The earliest sign of spring in Minnesota (since it keeps snowing and covering up all the others) is the activity of the birds. In the past two weeks I’ve seen the usual suspects: robins, juncos, starlings, grackles, gulls, wild turkeys, herons, Canadian geese, mergansers and coots and more other kinds of ducks than I can differentiate. I’ve had to work to speak over a yard full of red-winged blackbirds and passed a park with a ring of tall trees and crows cawing from every available branch, wondering how long it would take to understand them if I stopped and listened.
I’ve also seen a bald eagle perch on the retreating edge of lake ice. I couldn’t tell whether it was hoping the fish would have forgotten it over the winter or checking whether the mergansers had all made it through migration in good shape. They all scattered quickly enough when it flew across the water. The geese and trumpeter swans ignored it and its mate.
The hawks are looking plump again, instead of just fluffy. Yesterday, in an hour-long car ride, I saw more than half a dozen, which means I wasn’t paying much attention. There was another eagle too, perched in a tree about twenty feet from the edge of the road. The standout of the ride, though, was the barn owl sitting on the fencepost in broad daylight. I don’t know why he was hanging out instead of sleeping, but he very kindly spread his wings a bit to aid our identification. I hope he made it comfortably to nightfall.

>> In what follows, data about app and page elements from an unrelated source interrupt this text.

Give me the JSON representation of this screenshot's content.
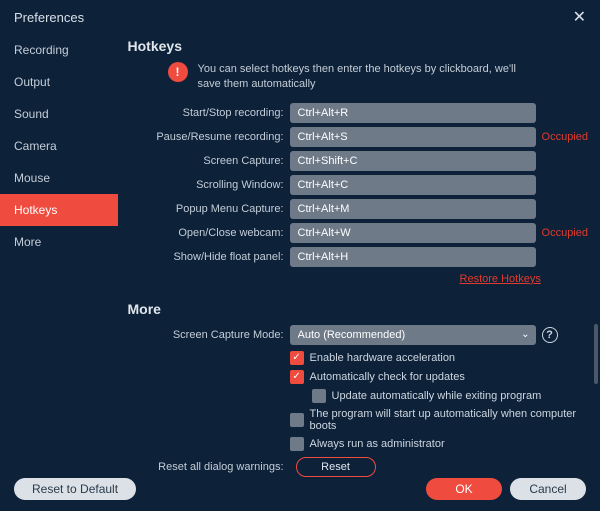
{
  "title": "Preferences",
  "sidebar": {
    "items": [
      {
        "label": "Recording"
      },
      {
        "label": "Output"
      },
      {
        "label": "Sound"
      },
      {
        "label": "Camera"
      },
      {
        "label": "Mouse"
      },
      {
        "label": "Hotkeys"
      },
      {
        "label": "More"
      }
    ]
  },
  "sections": {
    "hotkeys": {
      "title": "Hotkeys",
      "notice": "You can select hotkeys then enter the hotkeys by clickboard, we'll save them automatically",
      "occupied_label": "Occupied",
      "restore_label": "Restore Hotkeys",
      "rows": [
        {
          "label": "Start/Stop recording:",
          "value": "Ctrl+Alt+R",
          "occupied": false
        },
        {
          "label": "Pause/Resume recording:",
          "value": "Ctrl+Alt+S",
          "occupied": true
        },
        {
          "label": "Screen Capture:",
          "value": "Ctrl+Shift+C",
          "occupied": false
        },
        {
          "label": "Scrolling Window:",
          "value": "Ctrl+Alt+C",
          "occupied": false
        },
        {
          "label": "Popup Menu Capture:",
          "value": "Ctrl+Alt+M",
          "occupied": false
        },
        {
          "label": "Open/Close webcam:",
          "value": "Ctrl+Alt+W",
          "occupied": true
        },
        {
          "label": "Show/Hide float panel:",
          "value": "Ctrl+Alt+H",
          "occupied": false
        }
      ]
    },
    "more": {
      "title": "More",
      "mode_label": "Screen Capture Mode:",
      "mode_value": "Auto (Recommended)",
      "cb": [
        {
          "label": "Enable hardware acceleration",
          "checked": true,
          "indent": false
        },
        {
          "label": "Automatically check for updates",
          "checked": true,
          "indent": false
        },
        {
          "label": "Update automatically while exiting program",
          "checked": false,
          "indent": true
        },
        {
          "label": "The program will start up automatically when computer boots",
          "checked": false,
          "indent": false
        },
        {
          "label": "Always run as administrator",
          "checked": false,
          "indent": false
        }
      ],
      "reset_label": "Reset all dialog warnings:",
      "reset_btn": "Reset"
    }
  },
  "footer": {
    "reset_default": "Reset to Default",
    "ok": "OK",
    "cancel": "Cancel"
  }
}
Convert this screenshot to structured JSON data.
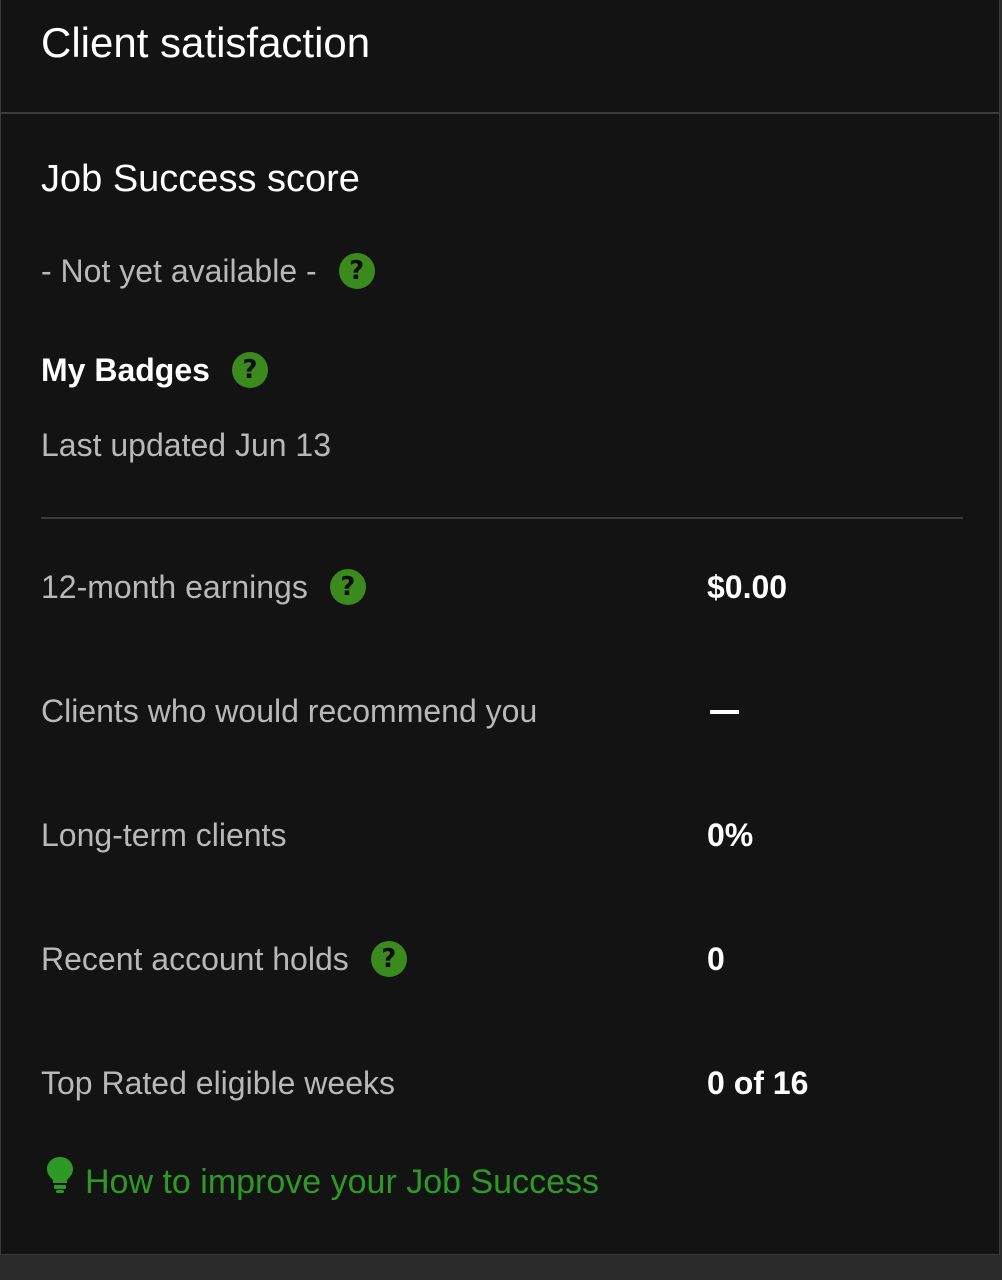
{
  "header": {
    "title": "Client satisfaction"
  },
  "job_success": {
    "title": "Job Success score",
    "status": "- Not yet available -",
    "status_help_icon": "question-circle-icon"
  },
  "badges": {
    "title": "My Badges",
    "help_icon": "question-circle-icon",
    "last_updated": "Last updated Jun 13"
  },
  "stats": [
    {
      "label": "12-month earnings",
      "value": "$0.00",
      "has_help": true
    },
    {
      "label": "Clients who would recommend you",
      "value": "—",
      "has_help": false
    },
    {
      "label": "Long-term clients",
      "value": "0%",
      "has_help": false
    },
    {
      "label": "Recent account holds",
      "value": "0",
      "has_help": true
    },
    {
      "label": "Top Rated eligible weeks",
      "value": "0 of 16",
      "has_help": false
    }
  ],
  "improve_link": {
    "label": "How to improve your Job Success",
    "icon": "lightbulb-icon"
  },
  "colors": {
    "background": "#131313",
    "accent_green": "#3a8a1e",
    "link_green": "#2e9a26",
    "muted_text": "#b8b8b8",
    "divider": "#3a3a3a"
  }
}
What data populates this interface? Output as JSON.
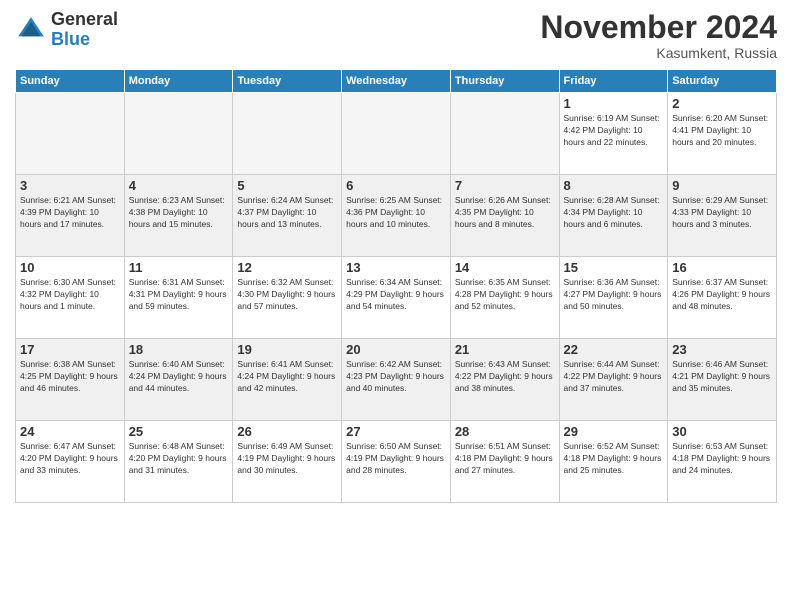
{
  "logo": {
    "general": "General",
    "blue": "Blue"
  },
  "header": {
    "title": "November 2024",
    "location": "Kasumkent, Russia"
  },
  "days_of_week": [
    "Sunday",
    "Monday",
    "Tuesday",
    "Wednesday",
    "Thursday",
    "Friday",
    "Saturday"
  ],
  "weeks": [
    [
      {
        "day": "",
        "info": ""
      },
      {
        "day": "",
        "info": ""
      },
      {
        "day": "",
        "info": ""
      },
      {
        "day": "",
        "info": ""
      },
      {
        "day": "",
        "info": ""
      },
      {
        "day": "1",
        "info": "Sunrise: 6:19 AM\nSunset: 4:42 PM\nDaylight: 10 hours and 22 minutes."
      },
      {
        "day": "2",
        "info": "Sunrise: 6:20 AM\nSunset: 4:41 PM\nDaylight: 10 hours and 20 minutes."
      }
    ],
    [
      {
        "day": "3",
        "info": "Sunrise: 6:21 AM\nSunset: 4:39 PM\nDaylight: 10 hours and 17 minutes."
      },
      {
        "day": "4",
        "info": "Sunrise: 6:23 AM\nSunset: 4:38 PM\nDaylight: 10 hours and 15 minutes."
      },
      {
        "day": "5",
        "info": "Sunrise: 6:24 AM\nSunset: 4:37 PM\nDaylight: 10 hours and 13 minutes."
      },
      {
        "day": "6",
        "info": "Sunrise: 6:25 AM\nSunset: 4:36 PM\nDaylight: 10 hours and 10 minutes."
      },
      {
        "day": "7",
        "info": "Sunrise: 6:26 AM\nSunset: 4:35 PM\nDaylight: 10 hours and 8 minutes."
      },
      {
        "day": "8",
        "info": "Sunrise: 6:28 AM\nSunset: 4:34 PM\nDaylight: 10 hours and 6 minutes."
      },
      {
        "day": "9",
        "info": "Sunrise: 6:29 AM\nSunset: 4:33 PM\nDaylight: 10 hours and 3 minutes."
      }
    ],
    [
      {
        "day": "10",
        "info": "Sunrise: 6:30 AM\nSunset: 4:32 PM\nDaylight: 10 hours and 1 minute."
      },
      {
        "day": "11",
        "info": "Sunrise: 6:31 AM\nSunset: 4:31 PM\nDaylight: 9 hours and 59 minutes."
      },
      {
        "day": "12",
        "info": "Sunrise: 6:32 AM\nSunset: 4:30 PM\nDaylight: 9 hours and 57 minutes."
      },
      {
        "day": "13",
        "info": "Sunrise: 6:34 AM\nSunset: 4:29 PM\nDaylight: 9 hours and 54 minutes."
      },
      {
        "day": "14",
        "info": "Sunrise: 6:35 AM\nSunset: 4:28 PM\nDaylight: 9 hours and 52 minutes."
      },
      {
        "day": "15",
        "info": "Sunrise: 6:36 AM\nSunset: 4:27 PM\nDaylight: 9 hours and 50 minutes."
      },
      {
        "day": "16",
        "info": "Sunrise: 6:37 AM\nSunset: 4:26 PM\nDaylight: 9 hours and 48 minutes."
      }
    ],
    [
      {
        "day": "17",
        "info": "Sunrise: 6:38 AM\nSunset: 4:25 PM\nDaylight: 9 hours and 46 minutes."
      },
      {
        "day": "18",
        "info": "Sunrise: 6:40 AM\nSunset: 4:24 PM\nDaylight: 9 hours and 44 minutes."
      },
      {
        "day": "19",
        "info": "Sunrise: 6:41 AM\nSunset: 4:24 PM\nDaylight: 9 hours and 42 minutes."
      },
      {
        "day": "20",
        "info": "Sunrise: 6:42 AM\nSunset: 4:23 PM\nDaylight: 9 hours and 40 minutes."
      },
      {
        "day": "21",
        "info": "Sunrise: 6:43 AM\nSunset: 4:22 PM\nDaylight: 9 hours and 38 minutes."
      },
      {
        "day": "22",
        "info": "Sunrise: 6:44 AM\nSunset: 4:22 PM\nDaylight: 9 hours and 37 minutes."
      },
      {
        "day": "23",
        "info": "Sunrise: 6:46 AM\nSunset: 4:21 PM\nDaylight: 9 hours and 35 minutes."
      }
    ],
    [
      {
        "day": "24",
        "info": "Sunrise: 6:47 AM\nSunset: 4:20 PM\nDaylight: 9 hours and 33 minutes."
      },
      {
        "day": "25",
        "info": "Sunrise: 6:48 AM\nSunset: 4:20 PM\nDaylight: 9 hours and 31 minutes."
      },
      {
        "day": "26",
        "info": "Sunrise: 6:49 AM\nSunset: 4:19 PM\nDaylight: 9 hours and 30 minutes."
      },
      {
        "day": "27",
        "info": "Sunrise: 6:50 AM\nSunset: 4:19 PM\nDaylight: 9 hours and 28 minutes."
      },
      {
        "day": "28",
        "info": "Sunrise: 6:51 AM\nSunset: 4:18 PM\nDaylight: 9 hours and 27 minutes."
      },
      {
        "day": "29",
        "info": "Sunrise: 6:52 AM\nSunset: 4:18 PM\nDaylight: 9 hours and 25 minutes."
      },
      {
        "day": "30",
        "info": "Sunrise: 6:53 AM\nSunset: 4:18 PM\nDaylight: 9 hours and 24 minutes."
      }
    ]
  ]
}
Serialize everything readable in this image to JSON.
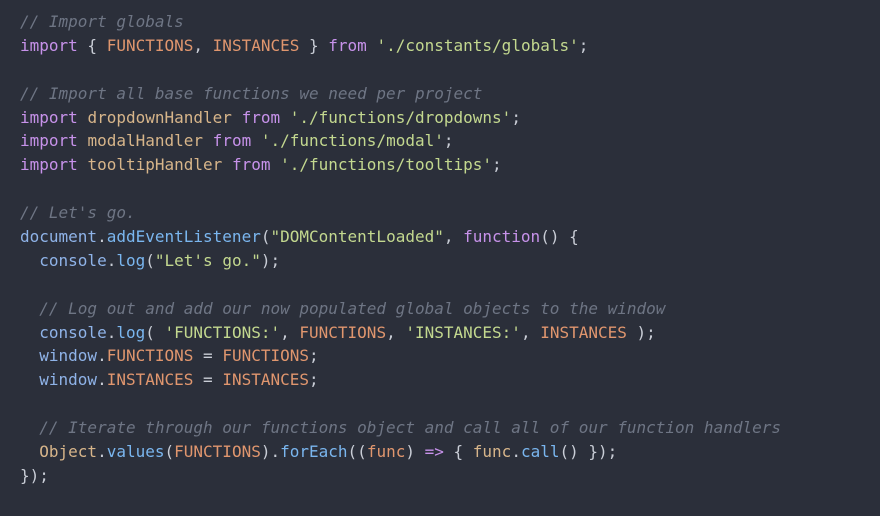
{
  "lines": [
    [
      {
        "t": "// Import globals",
        "c": "comment"
      }
    ],
    [
      {
        "t": "import",
        "c": "keyword"
      },
      {
        "t": " { ",
        "c": "punct"
      },
      {
        "t": "FUNCTIONS",
        "c": "const"
      },
      {
        "t": ", ",
        "c": "punct"
      },
      {
        "t": "INSTANCES",
        "c": "const"
      },
      {
        "t": " } ",
        "c": "punct"
      },
      {
        "t": "from",
        "c": "keyword"
      },
      {
        "t": " ",
        "c": "punct"
      },
      {
        "t": "'./constants/globals'",
        "c": "string"
      },
      {
        "t": ";",
        "c": "punct"
      }
    ],
    [],
    [
      {
        "t": "// Import all base functions we need per project",
        "c": "comment"
      }
    ],
    [
      {
        "t": "import",
        "c": "keyword"
      },
      {
        "t": " ",
        "c": "punct"
      },
      {
        "t": "dropdownHandler",
        "c": "ident"
      },
      {
        "t": " ",
        "c": "punct"
      },
      {
        "t": "from",
        "c": "keyword"
      },
      {
        "t": " ",
        "c": "punct"
      },
      {
        "t": "'./functions/dropdowns'",
        "c": "string"
      },
      {
        "t": ";",
        "c": "punct"
      }
    ],
    [
      {
        "t": "import",
        "c": "keyword"
      },
      {
        "t": " ",
        "c": "punct"
      },
      {
        "t": "modalHandler",
        "c": "ident"
      },
      {
        "t": " ",
        "c": "punct"
      },
      {
        "t": "from",
        "c": "keyword"
      },
      {
        "t": " ",
        "c": "punct"
      },
      {
        "t": "'./functions/modal'",
        "c": "string"
      },
      {
        "t": ";",
        "c": "punct"
      }
    ],
    [
      {
        "t": "import",
        "c": "keyword"
      },
      {
        "t": " ",
        "c": "punct"
      },
      {
        "t": "tooltipHandler",
        "c": "ident"
      },
      {
        "t": " ",
        "c": "punct"
      },
      {
        "t": "from",
        "c": "keyword"
      },
      {
        "t": " ",
        "c": "punct"
      },
      {
        "t": "'./functions/tooltips'",
        "c": "string"
      },
      {
        "t": ";",
        "c": "punct"
      }
    ],
    [],
    [
      {
        "t": "// Let's go.",
        "c": "comment"
      }
    ],
    [
      {
        "t": "document",
        "c": "obj"
      },
      {
        "t": ".",
        "c": "punct"
      },
      {
        "t": "addEventListener",
        "c": "method"
      },
      {
        "t": "(",
        "c": "punct"
      },
      {
        "t": "\"DOMContentLoaded\"",
        "c": "string"
      },
      {
        "t": ", ",
        "c": "punct"
      },
      {
        "t": "function",
        "c": "keyword"
      },
      {
        "t": "() {",
        "c": "punct"
      }
    ],
    [
      {
        "t": "  ",
        "c": "punct"
      },
      {
        "t": "console",
        "c": "obj"
      },
      {
        "t": ".",
        "c": "punct"
      },
      {
        "t": "log",
        "c": "method"
      },
      {
        "t": "(",
        "c": "punct"
      },
      {
        "t": "\"Let's go.\"",
        "c": "string"
      },
      {
        "t": ");",
        "c": "punct"
      }
    ],
    [],
    [
      {
        "t": "  ",
        "c": "punct"
      },
      {
        "t": "// Log out and add our now populated global objects to the window",
        "c": "comment"
      }
    ],
    [
      {
        "t": "  ",
        "c": "punct"
      },
      {
        "t": "console",
        "c": "obj"
      },
      {
        "t": ".",
        "c": "punct"
      },
      {
        "t": "log",
        "c": "method"
      },
      {
        "t": "( ",
        "c": "punct"
      },
      {
        "t": "'FUNCTIONS:'",
        "c": "string"
      },
      {
        "t": ", ",
        "c": "punct"
      },
      {
        "t": "FUNCTIONS",
        "c": "const"
      },
      {
        "t": ", ",
        "c": "punct"
      },
      {
        "t": "'INSTANCES:'",
        "c": "string"
      },
      {
        "t": ", ",
        "c": "punct"
      },
      {
        "t": "INSTANCES",
        "c": "const"
      },
      {
        "t": " );",
        "c": "punct"
      }
    ],
    [
      {
        "t": "  ",
        "c": "punct"
      },
      {
        "t": "window",
        "c": "obj"
      },
      {
        "t": ".",
        "c": "punct"
      },
      {
        "t": "FUNCTIONS",
        "c": "const"
      },
      {
        "t": " = ",
        "c": "punct"
      },
      {
        "t": "FUNCTIONS",
        "c": "const"
      },
      {
        "t": ";",
        "c": "punct"
      }
    ],
    [
      {
        "t": "  ",
        "c": "punct"
      },
      {
        "t": "window",
        "c": "obj"
      },
      {
        "t": ".",
        "c": "punct"
      },
      {
        "t": "INSTANCES",
        "c": "const"
      },
      {
        "t": " = ",
        "c": "punct"
      },
      {
        "t": "INSTANCES",
        "c": "const"
      },
      {
        "t": ";",
        "c": "punct"
      }
    ],
    [],
    [
      {
        "t": "  ",
        "c": "punct"
      },
      {
        "t": "// Iterate through our functions object and call all of our function handlers",
        "c": "comment"
      }
    ],
    [
      {
        "t": "  ",
        "c": "punct"
      },
      {
        "t": "Object",
        "c": "ident"
      },
      {
        "t": ".",
        "c": "punct"
      },
      {
        "t": "values",
        "c": "method"
      },
      {
        "t": "(",
        "c": "punct"
      },
      {
        "t": "FUNCTIONS",
        "c": "const"
      },
      {
        "t": ").",
        "c": "punct"
      },
      {
        "t": "forEach",
        "c": "method"
      },
      {
        "t": "((",
        "c": "punct"
      },
      {
        "t": "func",
        "c": "param"
      },
      {
        "t": ") ",
        "c": "punct"
      },
      {
        "t": "=>",
        "c": "op"
      },
      {
        "t": " { ",
        "c": "punct"
      },
      {
        "t": "func",
        "c": "ident"
      },
      {
        "t": ".",
        "c": "punct"
      },
      {
        "t": "call",
        "c": "method"
      },
      {
        "t": "() });",
        "c": "punct"
      }
    ],
    [
      {
        "t": "});",
        "c": "punct"
      }
    ]
  ],
  "colors": {
    "background": "#2b2f3a",
    "comment": "#6e7584",
    "keyword": "#c792ea",
    "const": "#e0966e",
    "string": "#c3d88f",
    "ident": "#d7b58a",
    "obj": "#8fb3e8",
    "method": "#7ab6ef",
    "punct": "#c9cdd6"
  }
}
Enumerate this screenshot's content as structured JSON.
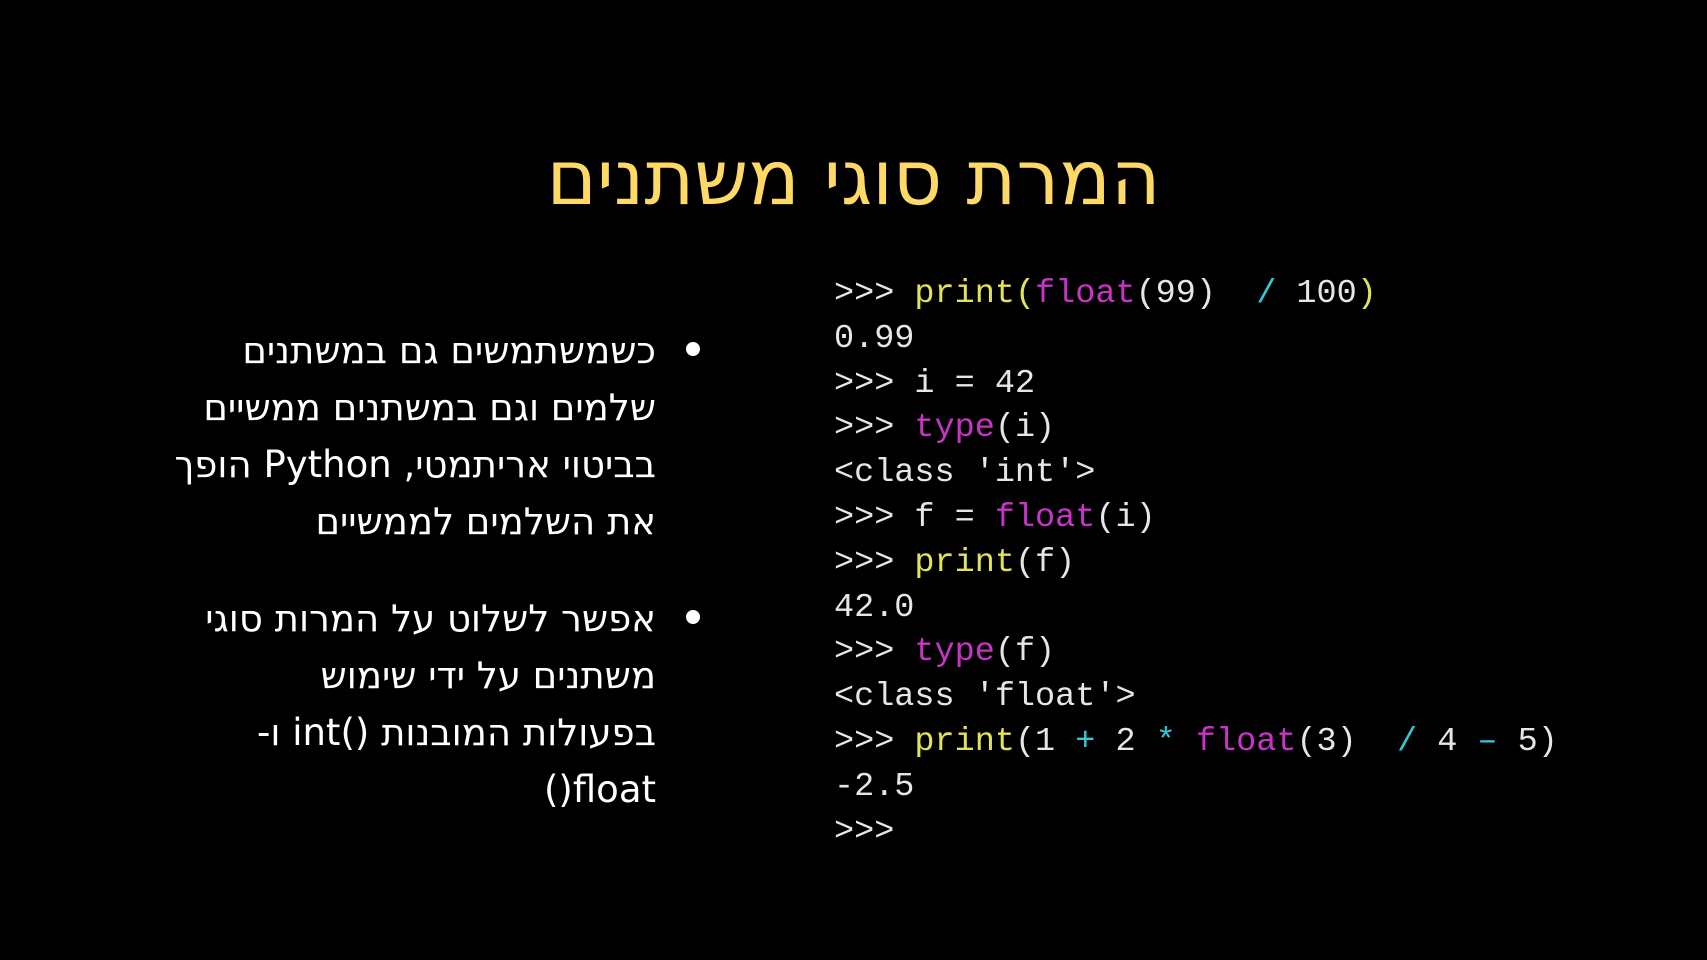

Despite the dreary weather, I finally feel like spring is here.